In 2022 the 104th PGA Championship is scheduled to be held at Trump National Golf Club Bedminster in New Jersey. Given the harrowing events of this week in Washington, DC the game and industry of golf are confronted with a moral, cultural (and for the PGA of America) a financial dilemma and an opportunity.
Golf has always prided itself as “a gentleman’s game”. Unfortunately, as participation has declined steadily during the past 20 years golf course facilities have closed at an alarming rate. The game has failed to effectively reach out to and attract replacements for those leaving the game in favor of more culturally diverse activities. Golf is perceived by “The 3 M’s” (Millennials, Minorities and Moms) as a game for “rich white guys”. 4 years ago, when asked at the PGA Show why none of his friends played golf, my (then) 19 year old college freshman son replied “because of the suits upstairs”. This is a problem hindering the growth of golf. If they are mandated to wear khakis and white golf shirts, and leave their cell phones at home they’re not interested.
As we embark on the new year, some will say that golf had a great year in 2020. That’s true (to some degree). Rounds were up, many clubs reported increased membership and golf proved itself to be a compatible activity with social distancing in the COVID era. It was also still tough on many facilities who saw their ancillary revenues (Food & Beverage, Events, etc.) decline precipitously. Overall revenues in 2020 were mixed, despite the increases in play, based on a brief survey we took compared to 2019. We all only hope that the spike in participation is sustainable, saving some courses from becoming housing developments and spurring growth. Golf (like society) in 2020 saw increased scrutiny on the social sensitivities of club names and logos. This trend is not likely to subside.
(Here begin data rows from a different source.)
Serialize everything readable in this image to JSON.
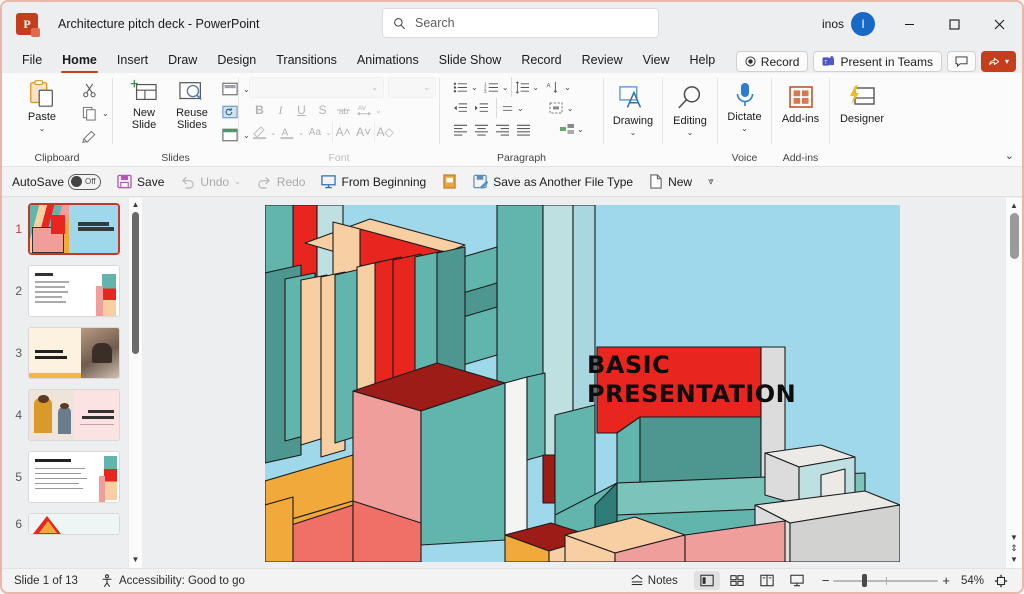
{
  "titlebar": {
    "app_icon": "powerpoint-logo",
    "logo_letter": "P",
    "document_title": "Architecture pitch deck  -  PowerPoint",
    "search_placeholder": "Search",
    "search_icon": "search-icon",
    "account_name": "inos",
    "avatar_initial": "I",
    "minimize": "minimize-icon",
    "maximize": "maximize-icon",
    "close": "close-icon"
  },
  "ribbon_tabs": {
    "items": [
      {
        "label": "File",
        "active": false
      },
      {
        "label": "Home",
        "active": true
      },
      {
        "label": "Insert",
        "active": false
      },
      {
        "label": "Draw",
        "active": false
      },
      {
        "label": "Design",
        "active": false
      },
      {
        "label": "Transitions",
        "active": false
      },
      {
        "label": "Animations",
        "active": false
      },
      {
        "label": "Slide Show",
        "active": false
      },
      {
        "label": "Record",
        "active": false
      },
      {
        "label": "Review",
        "active": false
      },
      {
        "label": "View",
        "active": false
      },
      {
        "label": "Help",
        "active": false
      }
    ],
    "right_buttons": [
      {
        "label": "Record",
        "icon": "record-dot-icon"
      },
      {
        "label": "Present in Teams",
        "icon": "teams-icon"
      },
      {
        "label": "",
        "icon": "comments-icon"
      },
      {
        "label": "",
        "icon": "share-icon"
      }
    ]
  },
  "ribbon": {
    "groups": [
      {
        "name": "Clipboard",
        "label": "Clipboard",
        "has_dialog_launcher": true,
        "items": [
          {
            "label": "Paste",
            "icon": "paste-icon",
            "has_dropdown": true
          },
          {
            "label": "",
            "icon": "cut-scissors-icon"
          },
          {
            "label": "",
            "icon": "copy-icon",
            "has_dropdown": true
          },
          {
            "label": "",
            "icon": "format-painter-icon"
          }
        ]
      },
      {
        "name": "Slides",
        "label": "Slides",
        "has_dialog_launcher": false,
        "items": [
          {
            "label": "New Slide",
            "icon": "new-slide-icon",
            "has_dropdown": true
          },
          {
            "label": "Reuse Slides",
            "icon": "reuse-slides-icon"
          },
          {
            "label": "",
            "icon": "layout-icon",
            "has_dropdown": true
          },
          {
            "label": "",
            "icon": "reset-icon"
          },
          {
            "label": "",
            "icon": "section-icon",
            "has_dropdown": true
          }
        ]
      },
      {
        "name": "Font",
        "label": "Font",
        "disabled": true,
        "has_dialog_launcher": true,
        "font_name_value": "",
        "font_size_value": "",
        "items": [
          {
            "label": "",
            "icon": "bold-icon"
          },
          {
            "label": "",
            "icon": "italic-icon"
          },
          {
            "label": "",
            "icon": "underline-icon"
          },
          {
            "label": "",
            "icon": "text-shadow-icon"
          },
          {
            "label": "",
            "icon": "strikethrough-icon"
          },
          {
            "label": "",
            "icon": "character-spacing-icon",
            "has_dropdown": true
          },
          {
            "label": "",
            "icon": "text-highlight-color-icon",
            "has_dropdown": true
          },
          {
            "label": "",
            "icon": "font-color-icon",
            "has_dropdown": true
          },
          {
            "label": "",
            "icon": "change-case-icon",
            "has_dropdown": true
          },
          {
            "label": "",
            "icon": "increase-font-size-icon"
          },
          {
            "label": "",
            "icon": "decrease-font-size-icon"
          },
          {
            "label": "",
            "icon": "clear-formatting-icon"
          }
        ]
      },
      {
        "name": "Paragraph",
        "label": "Paragraph",
        "has_dialog_launcher": true,
        "items": [
          {
            "label": "",
            "icon": "bullets-icon",
            "has_dropdown": true
          },
          {
            "label": "",
            "icon": "numbering-icon",
            "has_dropdown": true
          },
          {
            "label": "",
            "icon": "line-spacing-icon",
            "has_dropdown": true
          },
          {
            "label": "",
            "icon": "text-direction-icon",
            "has_dropdown": true
          },
          {
            "label": "",
            "icon": "decrease-indent-icon"
          },
          {
            "label": "",
            "icon": "increase-indent-icon"
          },
          {
            "label": "",
            "icon": "paragraph-spacing-icon",
            "has_dropdown": true
          },
          {
            "label": "",
            "icon": "align-text-icon",
            "has_dropdown": true
          },
          {
            "label": "",
            "icon": "align-left-icon"
          },
          {
            "label": "",
            "icon": "align-center-icon"
          },
          {
            "label": "",
            "icon": "align-right-icon"
          },
          {
            "label": "",
            "icon": "justify-icon"
          },
          {
            "label": "",
            "icon": "convert-to-smartart-icon",
            "has_dropdown": true
          }
        ]
      },
      {
        "name": "Drawing",
        "label": "",
        "items": [
          {
            "label": "Drawing",
            "icon": "drawing-shapes-icon",
            "has_dropdown": true
          }
        ]
      },
      {
        "name": "Editing",
        "label": "",
        "items": [
          {
            "label": "Editing",
            "icon": "editing-magnifier-icon",
            "has_dropdown": true
          }
        ]
      },
      {
        "name": "Voice",
        "label": "Voice",
        "items": [
          {
            "label": "Dictate",
            "icon": "microphone-icon",
            "has_dropdown": true
          }
        ]
      },
      {
        "name": "Add-ins",
        "label": "Add-ins",
        "items": [
          {
            "label": "Add-ins",
            "icon": "addins-grid-icon"
          }
        ]
      },
      {
        "name": "Designer",
        "label": "",
        "items": [
          {
            "label": "Designer",
            "icon": "designer-icon"
          }
        ]
      }
    ],
    "collapse_icon": "chevron-down-icon"
  },
  "quick_access": {
    "autosave_label": "AutoSave",
    "autosave_state": "Off",
    "items": [
      {
        "label": "Save",
        "icon": "save-disk-icon",
        "disabled": false
      },
      {
        "label": "Undo",
        "icon": "undo-arrow-icon",
        "disabled": true,
        "has_dropdown": true
      },
      {
        "label": "Redo",
        "icon": "redo-arrow-icon",
        "disabled": true
      },
      {
        "label": "From Beginning",
        "icon": "from-beginning-icon",
        "disabled": false
      },
      {
        "label": "",
        "icon": "present-online-icon",
        "disabled": false
      },
      {
        "label": "Save as Another File Type",
        "icon": "save-as-icon",
        "disabled": false
      },
      {
        "label": "New",
        "icon": "new-file-icon",
        "disabled": false
      }
    ],
    "overflow_icon": "customize-qat-icon"
  },
  "slide_panel": {
    "thumbnails": [
      {
        "number": "1",
        "selected": true,
        "style": "cover"
      },
      {
        "number": "2",
        "selected": false,
        "style": "agenda"
      },
      {
        "number": "3",
        "selected": false,
        "style": "photo-left"
      },
      {
        "number": "4",
        "selected": false,
        "style": "photo-pink"
      },
      {
        "number": "5",
        "selected": false,
        "style": "bullets"
      },
      {
        "number": "6",
        "selected": false,
        "style": "partial"
      }
    ],
    "scroll_up_icon": "scroll-up-arrow",
    "scroll_down_icon": "scroll-down-arrow"
  },
  "slide": {
    "title_line1": "BASIC",
    "title_line2": "PRESENTATION",
    "background_color": "#9ed8ea",
    "artwork_name": "isometric-architecture-illustration",
    "palette": {
      "sky": "#9ed8ea",
      "red": "#e8251f",
      "dark_red": "#9e1c17",
      "teal": "#62b5ac",
      "dark_teal": "#4e9790",
      "deep_teal": "#2e7d78",
      "peach": "#f7cfa3",
      "pink": "#ef9e9b",
      "salmon": "#f07068",
      "orange": "#f2a93b",
      "light_gray": "#dcdcdc",
      "pale_teal": "#bfe0e0",
      "white": "#ffffff",
      "outline": "#1b1b1b"
    }
  },
  "right_scroll": {
    "up_icon": "scroll-up-arrow",
    "previous_slide_icon": "previous-slide-arrow",
    "slide_icon": "back-to-slide-icon",
    "next_slide_icon": "next-slide-arrow"
  },
  "status_bar": {
    "slide_counter": "Slide 1 of 13",
    "accessibility_icon": "accessibility-icon",
    "accessibility_text": "Accessibility: Good to go",
    "notes_label": "Notes",
    "notes_icon": "notes-icon",
    "views": [
      {
        "name": "normal-view",
        "icon": "normal-view-icon",
        "active": true
      },
      {
        "name": "slide-sorter-view",
        "icon": "slide-sorter-icon",
        "active": false
      },
      {
        "name": "reading-view",
        "icon": "reading-view-icon",
        "active": false
      },
      {
        "name": "slide-show-view",
        "icon": "slide-show-icon",
        "active": false
      }
    ],
    "zoom_out_label": "−",
    "zoom_in_label": "+",
    "zoom_value": "54%",
    "fit_icon": "fit-to-window-icon"
  }
}
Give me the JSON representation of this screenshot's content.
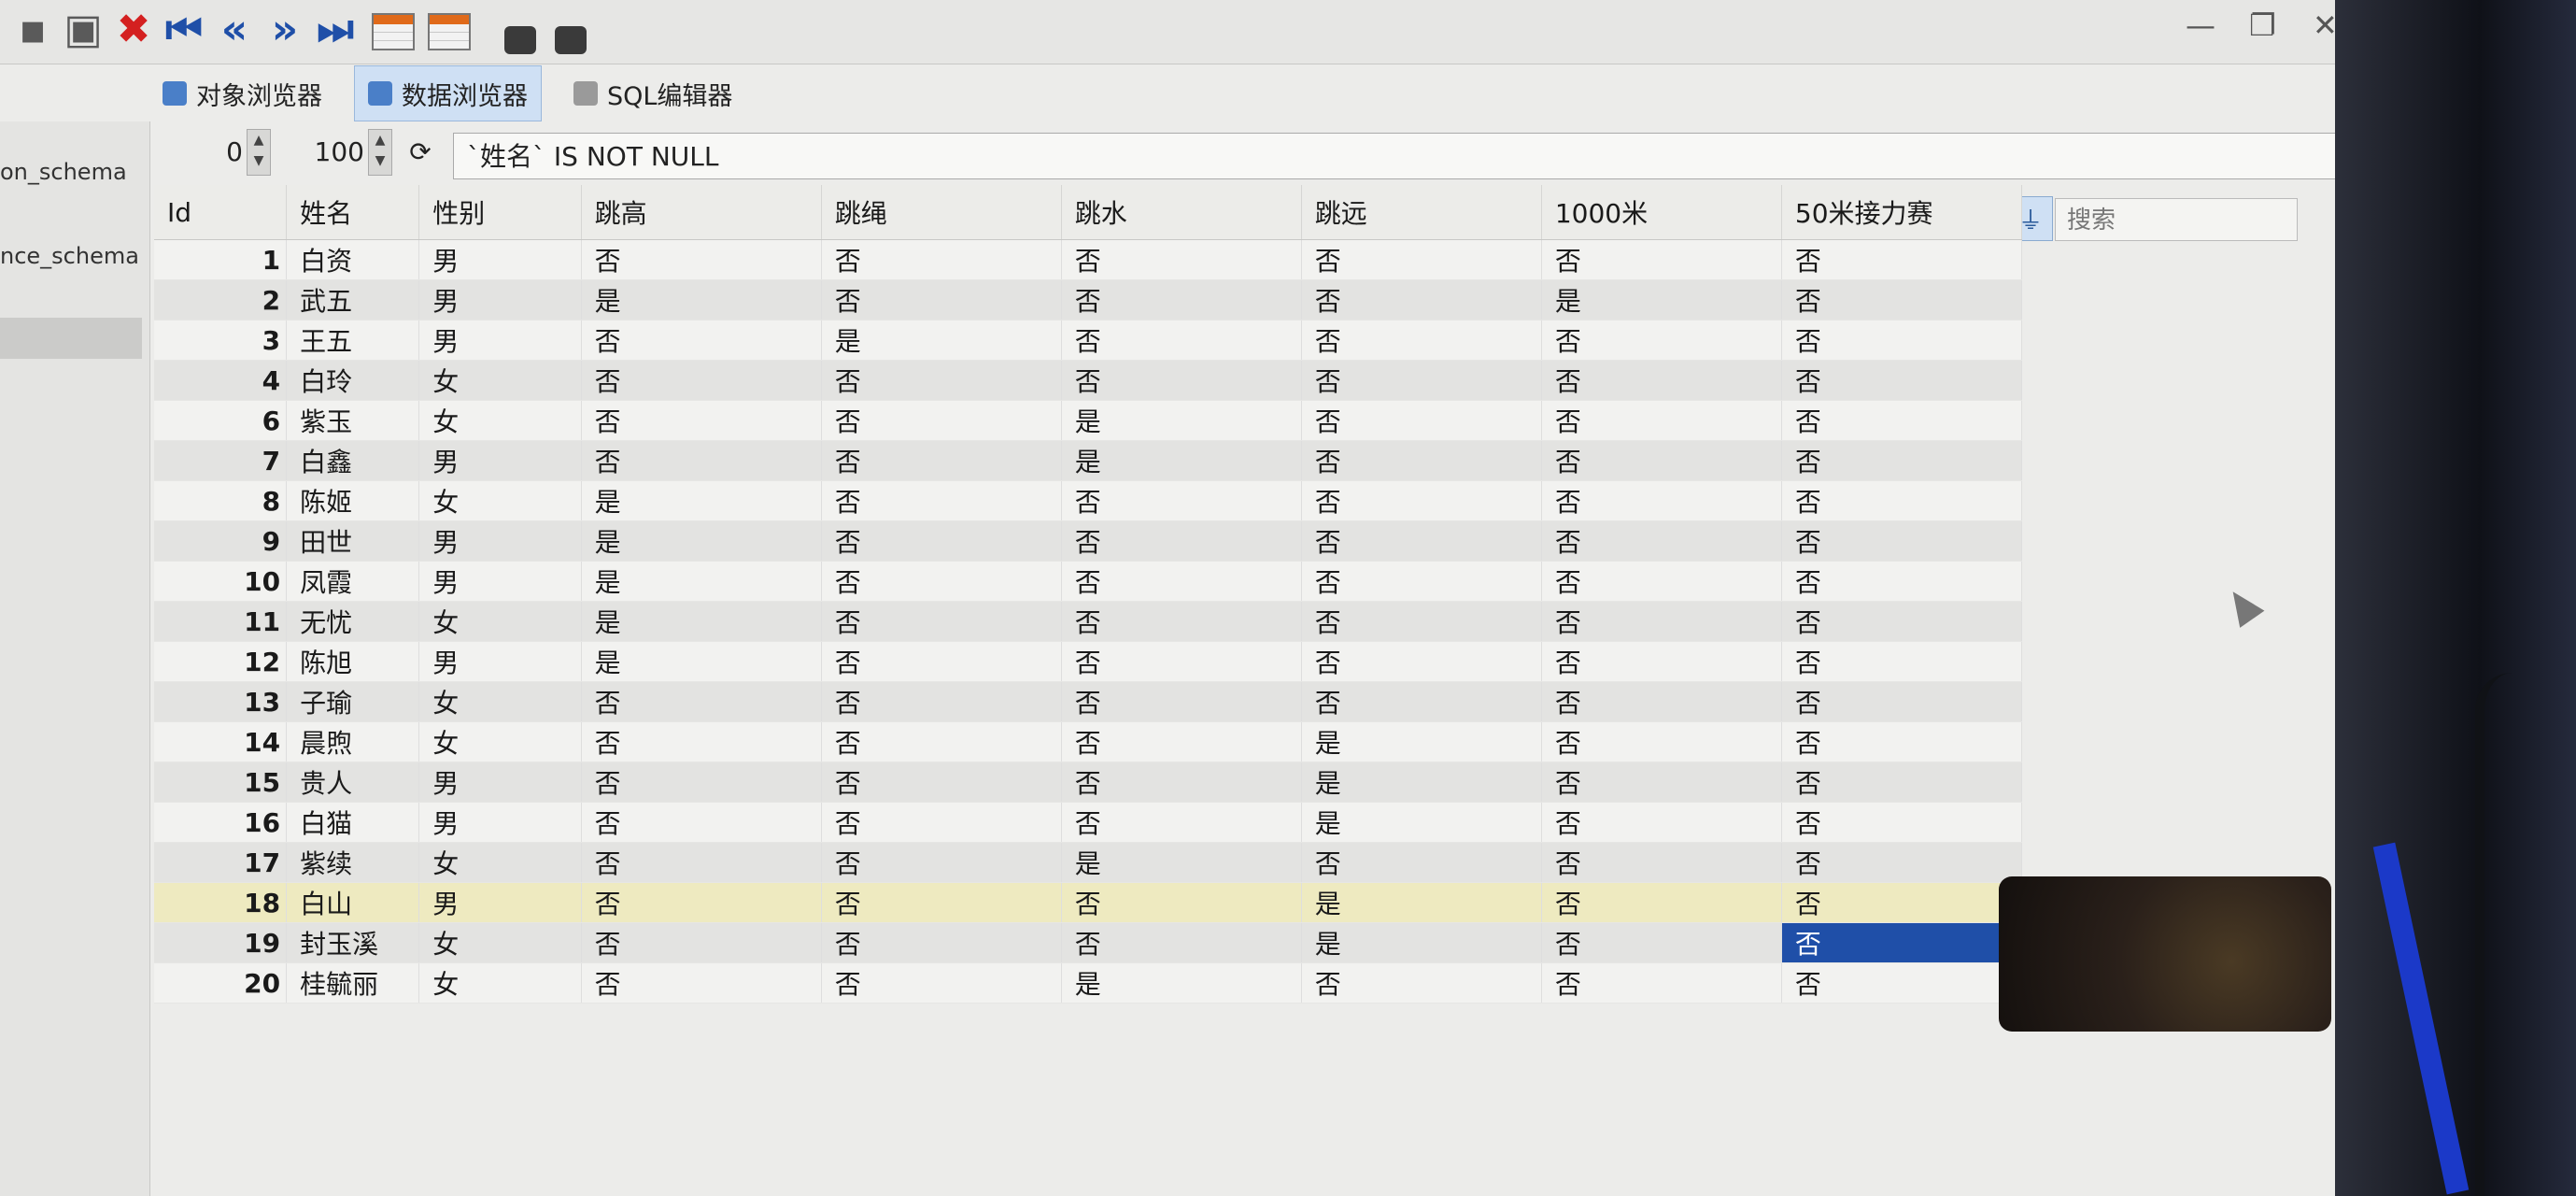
{
  "tabs": [
    {
      "label": "对象浏览器",
      "icon": "object-browser-icon"
    },
    {
      "label": "数据浏览器",
      "icon": "data-browser-icon"
    },
    {
      "label": "SQL编辑器",
      "icon": "sql-editor-icon"
    }
  ],
  "nav": {
    "items": [
      "on_schema",
      "nce_schema"
    ]
  },
  "filter": {
    "offset": "0",
    "limit": "100",
    "expression": "`姓名` IS NOT NULL",
    "search_placeholder": "搜索"
  },
  "grid": {
    "columns": [
      "Id",
      "姓名",
      "性别",
      "跳高",
      "跳绳",
      "跳水",
      "跳远",
      "1000米",
      "50米接力赛"
    ],
    "rows": [
      [
        "1",
        "白资",
        "男",
        "否",
        "否",
        "否",
        "否",
        "否",
        "否"
      ],
      [
        "2",
        "武五",
        "男",
        "是",
        "否",
        "否",
        "否",
        "是",
        "否"
      ],
      [
        "3",
        "王五",
        "男",
        "否",
        "是",
        "否",
        "否",
        "否",
        "否"
      ],
      [
        "4",
        "白玲",
        "女",
        "否",
        "否",
        "否",
        "否",
        "否",
        "否"
      ],
      [
        "6",
        "紫玉",
        "女",
        "否",
        "否",
        "是",
        "否",
        "否",
        "否"
      ],
      [
        "7",
        "白鑫",
        "男",
        "否",
        "否",
        "是",
        "否",
        "否",
        "否"
      ],
      [
        "8",
        "陈姬",
        "女",
        "是",
        "否",
        "否",
        "否",
        "否",
        "否"
      ],
      [
        "9",
        "田世",
        "男",
        "是",
        "否",
        "否",
        "否",
        "否",
        "否"
      ],
      [
        "10",
        "凤霞",
        "男",
        "是",
        "否",
        "否",
        "否",
        "否",
        "否"
      ],
      [
        "11",
        "无忧",
        "女",
        "是",
        "否",
        "否",
        "否",
        "否",
        "否"
      ],
      [
        "12",
        "陈旭",
        "男",
        "是",
        "否",
        "否",
        "否",
        "否",
        "否"
      ],
      [
        "13",
        "子瑜",
        "女",
        "否",
        "否",
        "否",
        "否",
        "否",
        "否"
      ],
      [
        "14",
        "晨煦",
        "女",
        "否",
        "否",
        "否",
        "是",
        "否",
        "否"
      ],
      [
        "15",
        "贵人",
        "男",
        "否",
        "否",
        "否",
        "是",
        "否",
        "否"
      ],
      [
        "16",
        "白猫",
        "男",
        "否",
        "否",
        "否",
        "是",
        "否",
        "否"
      ],
      [
        "17",
        "紫续",
        "女",
        "否",
        "否",
        "是",
        "否",
        "否",
        "否"
      ],
      [
        "18",
        "白山",
        "男",
        "否",
        "否",
        "否",
        "是",
        "否",
        "否"
      ],
      [
        "19",
        "封玉溪",
        "女",
        "否",
        "否",
        "否",
        "是",
        "否",
        "否"
      ],
      [
        "20",
        "桂毓丽",
        "女",
        "否",
        "否",
        "是",
        "否",
        "否",
        "否"
      ]
    ],
    "highlighted_row_index": 16,
    "selected_cell": {
      "row_index": 17,
      "column": "50米接力赛"
    }
  },
  "colors": {
    "accent": "#1f4fa8",
    "highlight_row": "#eeeac0",
    "row_alt": "#e3e3e1"
  }
}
As a self-described “gentleman’s game” one would think that the actions of Donald Trump earlier this week which clearly incited the violent insurrection at the US Capitol that the golf “establishment” would be quick to condemn his behavior. So far, “crickets”.
As I have written on numerous occasions about golf’s “culture”, I see now both a dilemma and opportunity for the game. The dilemma, at this point is mostly (but not entirely) focused on the PGA of America. Is it morally, socially or culturally intelligent, or even acceptable to hold one of golf’s four “major” championships at a venue owned by an individual who has not only incited violence on our institutions of democracy, but waged a 4 year war on just those segments of the population that golf needs to grow (The 3 M’s)? Donald Trump has stated that golf should be “aspirational”.
His behavior would discourage any of the groups we need to reach from pursuing the game. Off the course, he denigrates women, minorities and others. On the course, he’s known to cheat, abuse the golf course and completely disregard other players. Not very “gentlemanly”.
Golf’s (and the PGA’s) opportunity is to reject this behavior in favor of the long held traditions of the game we all hold so dear of sportsmanship and respect for other players and the golf course.
We are a game where players call penalties not so much on each other as we do on ourselves. We accept the results, shake hands (or fist bump) and go have a drink. One of the great images in professional golf is players remaining onsite to congratulate the winner. Donald Trump’s actions of late not only inciting violence but otherwise seeking to undermine a free and fair election, with no evidence of the fraud he claims are contrary to the culture of golf. The PGA of America, with a checkered past in areas of diversity says “we make golf a better game”. Prove it.
I join the broad call for the PGA of America to relocate the 2022 PGA Championship. Yes, it may cost them a few bucks, but the moral and cultural benefits would send a loud statement to those golf needs to reach for growth that we are a welcoming game for everyone. My mother always said “turn a lemon into lemonade”. This is golf’s opportunity. Like the USGA says, do it “for the good of the game”.